Objectives: To investigate in vivo fitness of rifampicin-resistant Staphylococcus aureus mutants in a mouse biofilm model using bioluminescence imaging.
Materials and methods: S. aureus was engineered with a luciferase operon to emit bioluminescence that can be detected in vivo using an IVIS imaging system. Two rifampicin-resistant strains of S. aureus that were previously isolated from animals undergoing rifampicin treatment, S464P (resistant to low concentrations of rifampicin) and H481Y (resistant to high concentrations of rifampicin), were characterized and then compared with their parental strain for in vivo fitness to form biofilm infections in the absence of rifampicin.
Results: The mutant S464P showed better adaptation to in vivo growth than either the parental strain or H481Y without selective pressure. Six days after implanting pre-colonized catheters, bioluminescent signals were seen from 100% of the catheters coated by the mutant S464P. In comparison, only 83% and 61% of the catheters coated by the parental strain and H481Y, respectively, maintained a signal in vivo. Rifampicin treatment of S464P biofilms in vivo resulted in a slight decline, but earlier rebound in bioluminescence from these catheters compared with the parental signal, whereas rifampicin had no affect on bioluminescence in mice infected with mutant H481Y.

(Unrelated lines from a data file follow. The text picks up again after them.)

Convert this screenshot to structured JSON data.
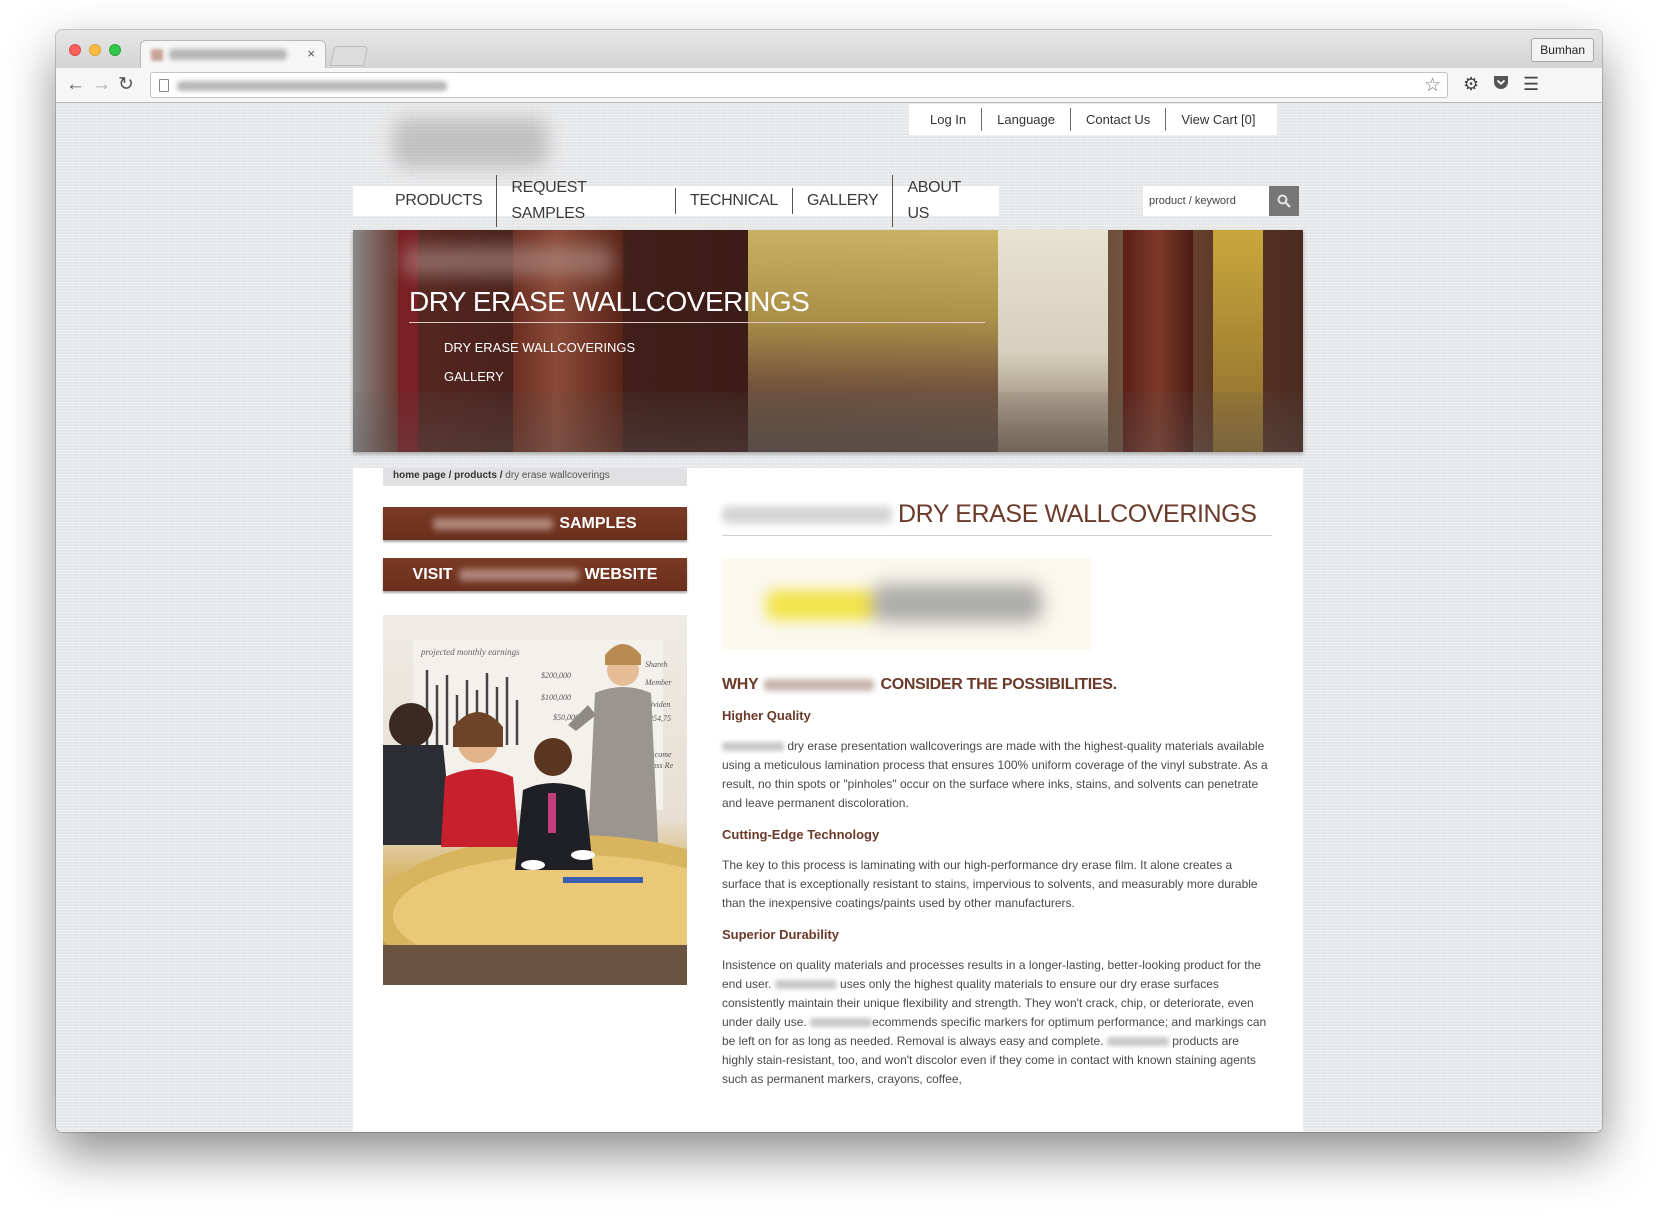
{
  "browser": {
    "profile_name": "Bumhan",
    "tab_close": "×"
  },
  "site": {
    "util_links": [
      "Log In",
      "Language",
      "Contact Us",
      "View Cart [0]"
    ],
    "main_nav": [
      "PRODUCTS",
      "REQUEST SAMPLES",
      "TECHNICAL",
      "GALLERY",
      "ABOUT US"
    ],
    "search_placeholder": "product / keyword",
    "hero": {
      "title": "DRY ERASE WALLCOVERINGS",
      "links": [
        "DRY ERASE WALLCOVERINGS",
        "GALLERY"
      ]
    },
    "breadcrumb": {
      "home": "home page",
      "section": "products",
      "current": "dry erase wallcoverings",
      "separator": " / "
    },
    "cta": {
      "samples_suffix": "SAMPLES",
      "visit_prefix": "VISIT",
      "visit_suffix": "WEBSITE"
    },
    "article": {
      "title": "DRY ERASE WALLCOVERINGS",
      "why_prefix": "WHY",
      "why_suffix": "CONSIDER THE POSSIBILITIES.",
      "sections": [
        {
          "heading": "Higher Quality",
          "text_after_brand": " dry erase presentation wallcoverings are made with the highest-quality materials available using a meticulous lamination process that ensures 100% uniform coverage of the vinyl substrate. As a result, no thin spots or \"pinholes\" occur on the surface where inks, stains, and solvents can penetrate and leave permanent discoloration."
        },
        {
          "heading": "Cutting-Edge Technology",
          "text": "The key to this process is laminating with our high-performance dry erase film. It alone creates a surface that is exceptionally resistant to stains, impervious to solvents, and measurably more durable than the inexpensive coatings/paints used by other manufacturers."
        },
        {
          "heading": "Superior Durability",
          "text_1": "Insistence on quality materials and processes results in a longer-lasting, better-looking product for the end user. ",
          "text_2": " uses only the highest quality materials to ensure our dry erase surfaces consistently maintain their unique flexibility and strength. They won't crack, chip, or deteriorate, even under daily use. ",
          "text_3": "ecommends specific markers for optimum performance; and markings can be left on for as long as needed. Removal is always easy and complete. ",
          "text_4": " products are highly stain-resistant, too, and won't discolor even if they come in contact with known staining agents such as permanent markers, crayons, coffee,"
        }
      ]
    },
    "photo_board": {
      "heading": "projected monthly earnings",
      "values": [
        "$200,000",
        "$100,000",
        "$50,000"
      ],
      "side": [
        "Shareh",
        "Member",
        "Dividen",
        "$354,75",
        "Income",
        "Loss Re"
      ]
    }
  }
}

Conclusions: The mutant with low-level rifampicin resistance appears to be better adapted to in vivo growth than the mutant that has high-level rifampicin resistance. Moreover, the former mutant may actually have a slight competitive advantage over the rifampicin-susceptible strain (parental), raising awareness for the occurrence of such strains in clinical environments.